■ Directions
Report the number of lines in the records below that contain the word "this", and nothing more.

■ The records

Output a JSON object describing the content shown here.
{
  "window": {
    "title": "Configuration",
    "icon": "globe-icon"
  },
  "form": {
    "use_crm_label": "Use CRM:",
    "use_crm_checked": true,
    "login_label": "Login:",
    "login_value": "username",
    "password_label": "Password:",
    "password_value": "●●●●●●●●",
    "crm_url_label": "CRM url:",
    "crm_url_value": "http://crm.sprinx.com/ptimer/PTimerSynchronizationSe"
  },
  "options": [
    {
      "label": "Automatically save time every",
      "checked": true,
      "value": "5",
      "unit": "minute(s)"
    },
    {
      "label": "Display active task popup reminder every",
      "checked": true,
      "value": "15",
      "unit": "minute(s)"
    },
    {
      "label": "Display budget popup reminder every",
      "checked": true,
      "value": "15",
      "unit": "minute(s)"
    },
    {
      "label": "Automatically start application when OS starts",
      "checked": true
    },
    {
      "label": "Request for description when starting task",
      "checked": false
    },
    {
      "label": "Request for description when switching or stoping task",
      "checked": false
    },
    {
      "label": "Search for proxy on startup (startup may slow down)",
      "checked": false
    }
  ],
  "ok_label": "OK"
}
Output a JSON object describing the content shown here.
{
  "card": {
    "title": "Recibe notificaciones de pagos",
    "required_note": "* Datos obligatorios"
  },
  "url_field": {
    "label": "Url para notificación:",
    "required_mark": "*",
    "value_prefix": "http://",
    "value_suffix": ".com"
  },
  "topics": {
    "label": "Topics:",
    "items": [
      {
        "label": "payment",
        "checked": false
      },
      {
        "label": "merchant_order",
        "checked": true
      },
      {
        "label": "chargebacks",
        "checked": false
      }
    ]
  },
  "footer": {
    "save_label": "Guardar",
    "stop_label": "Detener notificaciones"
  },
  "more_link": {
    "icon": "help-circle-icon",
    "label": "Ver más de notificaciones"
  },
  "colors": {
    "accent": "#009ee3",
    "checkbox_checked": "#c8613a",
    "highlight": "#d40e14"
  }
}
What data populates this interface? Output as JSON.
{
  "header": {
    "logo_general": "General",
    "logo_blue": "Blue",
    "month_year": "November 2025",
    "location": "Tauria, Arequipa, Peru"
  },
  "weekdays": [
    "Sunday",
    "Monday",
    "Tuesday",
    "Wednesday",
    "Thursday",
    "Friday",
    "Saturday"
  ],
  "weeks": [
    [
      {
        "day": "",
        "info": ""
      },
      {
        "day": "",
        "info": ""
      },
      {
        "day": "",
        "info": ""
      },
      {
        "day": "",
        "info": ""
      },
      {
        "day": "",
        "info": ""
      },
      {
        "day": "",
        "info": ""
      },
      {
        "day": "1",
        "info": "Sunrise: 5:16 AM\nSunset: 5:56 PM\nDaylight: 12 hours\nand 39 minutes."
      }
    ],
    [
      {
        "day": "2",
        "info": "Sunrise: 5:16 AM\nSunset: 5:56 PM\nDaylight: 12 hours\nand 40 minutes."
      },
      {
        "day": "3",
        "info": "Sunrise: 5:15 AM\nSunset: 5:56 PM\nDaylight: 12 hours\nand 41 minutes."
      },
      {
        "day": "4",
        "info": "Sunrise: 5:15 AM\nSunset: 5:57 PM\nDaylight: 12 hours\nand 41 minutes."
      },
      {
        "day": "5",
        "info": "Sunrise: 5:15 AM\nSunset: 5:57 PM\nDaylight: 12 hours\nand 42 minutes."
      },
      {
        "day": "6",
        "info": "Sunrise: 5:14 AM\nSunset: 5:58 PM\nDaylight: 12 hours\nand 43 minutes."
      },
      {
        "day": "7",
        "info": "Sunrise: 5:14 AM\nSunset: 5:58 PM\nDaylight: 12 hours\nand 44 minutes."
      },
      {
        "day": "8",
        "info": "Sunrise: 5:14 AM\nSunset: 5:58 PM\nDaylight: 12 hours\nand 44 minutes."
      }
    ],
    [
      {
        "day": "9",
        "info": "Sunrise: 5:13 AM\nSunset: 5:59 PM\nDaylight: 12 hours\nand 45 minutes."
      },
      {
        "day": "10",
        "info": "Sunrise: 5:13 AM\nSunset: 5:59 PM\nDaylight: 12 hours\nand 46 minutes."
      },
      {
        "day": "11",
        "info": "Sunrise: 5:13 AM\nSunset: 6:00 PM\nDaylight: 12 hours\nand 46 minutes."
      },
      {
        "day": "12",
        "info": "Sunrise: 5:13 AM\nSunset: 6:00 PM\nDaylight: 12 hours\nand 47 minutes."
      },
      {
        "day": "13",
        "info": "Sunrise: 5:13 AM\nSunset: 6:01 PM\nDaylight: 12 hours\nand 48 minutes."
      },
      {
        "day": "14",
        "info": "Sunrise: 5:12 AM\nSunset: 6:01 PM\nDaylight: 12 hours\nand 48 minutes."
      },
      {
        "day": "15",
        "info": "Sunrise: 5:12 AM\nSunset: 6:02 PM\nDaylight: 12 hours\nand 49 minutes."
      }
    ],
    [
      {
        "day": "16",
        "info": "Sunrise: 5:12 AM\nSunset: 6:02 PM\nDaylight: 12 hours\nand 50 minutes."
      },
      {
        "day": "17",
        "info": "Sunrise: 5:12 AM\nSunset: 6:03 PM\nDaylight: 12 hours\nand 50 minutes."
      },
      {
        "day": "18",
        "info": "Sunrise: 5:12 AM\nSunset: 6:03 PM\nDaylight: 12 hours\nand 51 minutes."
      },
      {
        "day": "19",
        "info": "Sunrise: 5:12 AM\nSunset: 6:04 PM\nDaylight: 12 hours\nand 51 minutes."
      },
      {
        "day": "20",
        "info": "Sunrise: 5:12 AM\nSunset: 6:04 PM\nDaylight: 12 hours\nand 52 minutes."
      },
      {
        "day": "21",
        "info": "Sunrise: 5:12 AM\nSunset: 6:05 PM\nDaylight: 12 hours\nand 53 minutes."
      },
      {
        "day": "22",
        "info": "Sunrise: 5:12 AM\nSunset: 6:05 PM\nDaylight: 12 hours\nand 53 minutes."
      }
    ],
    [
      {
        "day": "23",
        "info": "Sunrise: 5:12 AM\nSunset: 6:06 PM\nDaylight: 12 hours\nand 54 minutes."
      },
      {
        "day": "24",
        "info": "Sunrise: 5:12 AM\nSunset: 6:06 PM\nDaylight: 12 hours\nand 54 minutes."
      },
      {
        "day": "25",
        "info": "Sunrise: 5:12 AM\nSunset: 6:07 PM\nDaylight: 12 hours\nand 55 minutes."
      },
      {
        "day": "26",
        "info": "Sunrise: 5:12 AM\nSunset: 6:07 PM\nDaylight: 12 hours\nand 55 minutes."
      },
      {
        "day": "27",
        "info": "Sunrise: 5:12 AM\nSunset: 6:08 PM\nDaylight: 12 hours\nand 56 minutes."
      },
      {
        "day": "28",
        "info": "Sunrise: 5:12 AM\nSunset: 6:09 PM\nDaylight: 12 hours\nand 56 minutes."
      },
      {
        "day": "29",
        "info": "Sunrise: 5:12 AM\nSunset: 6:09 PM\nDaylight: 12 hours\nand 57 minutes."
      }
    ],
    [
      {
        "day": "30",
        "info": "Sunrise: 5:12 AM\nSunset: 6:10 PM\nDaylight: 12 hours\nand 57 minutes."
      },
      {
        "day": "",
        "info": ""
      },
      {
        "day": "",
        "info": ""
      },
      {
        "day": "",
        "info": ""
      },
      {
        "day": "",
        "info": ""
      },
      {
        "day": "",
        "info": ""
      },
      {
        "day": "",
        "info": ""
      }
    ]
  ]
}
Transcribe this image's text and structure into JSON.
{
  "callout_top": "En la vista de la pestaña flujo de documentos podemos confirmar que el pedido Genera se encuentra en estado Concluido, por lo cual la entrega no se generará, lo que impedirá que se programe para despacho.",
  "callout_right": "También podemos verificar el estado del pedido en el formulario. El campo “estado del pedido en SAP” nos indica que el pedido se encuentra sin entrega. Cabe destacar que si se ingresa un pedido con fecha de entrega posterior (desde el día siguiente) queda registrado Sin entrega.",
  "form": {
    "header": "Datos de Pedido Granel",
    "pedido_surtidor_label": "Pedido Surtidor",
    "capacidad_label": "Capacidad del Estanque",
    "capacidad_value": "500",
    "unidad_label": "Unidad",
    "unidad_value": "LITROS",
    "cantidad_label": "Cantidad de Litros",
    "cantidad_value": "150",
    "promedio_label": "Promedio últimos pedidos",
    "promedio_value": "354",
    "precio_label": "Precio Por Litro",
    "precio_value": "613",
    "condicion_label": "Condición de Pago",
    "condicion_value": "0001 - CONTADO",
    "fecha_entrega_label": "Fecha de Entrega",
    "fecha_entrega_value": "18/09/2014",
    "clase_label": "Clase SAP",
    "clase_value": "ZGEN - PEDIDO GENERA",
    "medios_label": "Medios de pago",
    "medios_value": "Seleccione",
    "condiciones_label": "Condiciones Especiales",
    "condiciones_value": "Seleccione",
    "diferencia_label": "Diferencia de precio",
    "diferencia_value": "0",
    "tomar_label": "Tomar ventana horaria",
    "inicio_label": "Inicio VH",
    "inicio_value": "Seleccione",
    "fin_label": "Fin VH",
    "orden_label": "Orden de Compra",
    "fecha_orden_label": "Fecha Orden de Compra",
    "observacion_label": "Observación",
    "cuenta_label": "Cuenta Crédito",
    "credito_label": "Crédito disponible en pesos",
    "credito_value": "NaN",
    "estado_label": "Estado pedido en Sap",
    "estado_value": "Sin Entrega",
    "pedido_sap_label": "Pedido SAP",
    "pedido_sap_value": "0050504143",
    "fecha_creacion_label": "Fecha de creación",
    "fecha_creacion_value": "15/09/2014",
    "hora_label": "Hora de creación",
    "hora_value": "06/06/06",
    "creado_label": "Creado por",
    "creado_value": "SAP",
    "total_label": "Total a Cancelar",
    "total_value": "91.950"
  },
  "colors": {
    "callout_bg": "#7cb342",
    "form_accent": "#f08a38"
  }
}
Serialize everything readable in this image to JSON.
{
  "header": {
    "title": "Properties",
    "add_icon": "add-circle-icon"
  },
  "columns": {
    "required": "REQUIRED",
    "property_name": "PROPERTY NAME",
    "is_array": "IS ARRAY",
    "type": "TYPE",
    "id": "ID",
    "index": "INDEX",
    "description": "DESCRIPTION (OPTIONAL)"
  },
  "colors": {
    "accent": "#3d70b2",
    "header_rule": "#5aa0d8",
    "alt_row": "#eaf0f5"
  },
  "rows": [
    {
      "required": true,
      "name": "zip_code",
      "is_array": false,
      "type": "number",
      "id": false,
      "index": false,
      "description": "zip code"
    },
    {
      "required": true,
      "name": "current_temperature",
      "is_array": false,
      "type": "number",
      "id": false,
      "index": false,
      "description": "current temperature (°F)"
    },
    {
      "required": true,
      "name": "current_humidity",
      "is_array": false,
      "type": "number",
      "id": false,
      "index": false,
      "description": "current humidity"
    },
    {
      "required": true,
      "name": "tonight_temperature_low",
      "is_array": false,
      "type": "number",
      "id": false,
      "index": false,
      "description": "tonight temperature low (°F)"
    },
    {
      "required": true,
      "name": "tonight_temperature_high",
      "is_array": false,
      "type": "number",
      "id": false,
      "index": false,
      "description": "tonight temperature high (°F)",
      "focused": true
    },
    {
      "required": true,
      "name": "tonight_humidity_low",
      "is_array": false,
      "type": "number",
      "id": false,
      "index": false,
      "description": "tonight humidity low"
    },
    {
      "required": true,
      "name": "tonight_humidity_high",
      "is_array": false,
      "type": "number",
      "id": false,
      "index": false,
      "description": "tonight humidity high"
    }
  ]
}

■ Answer box
3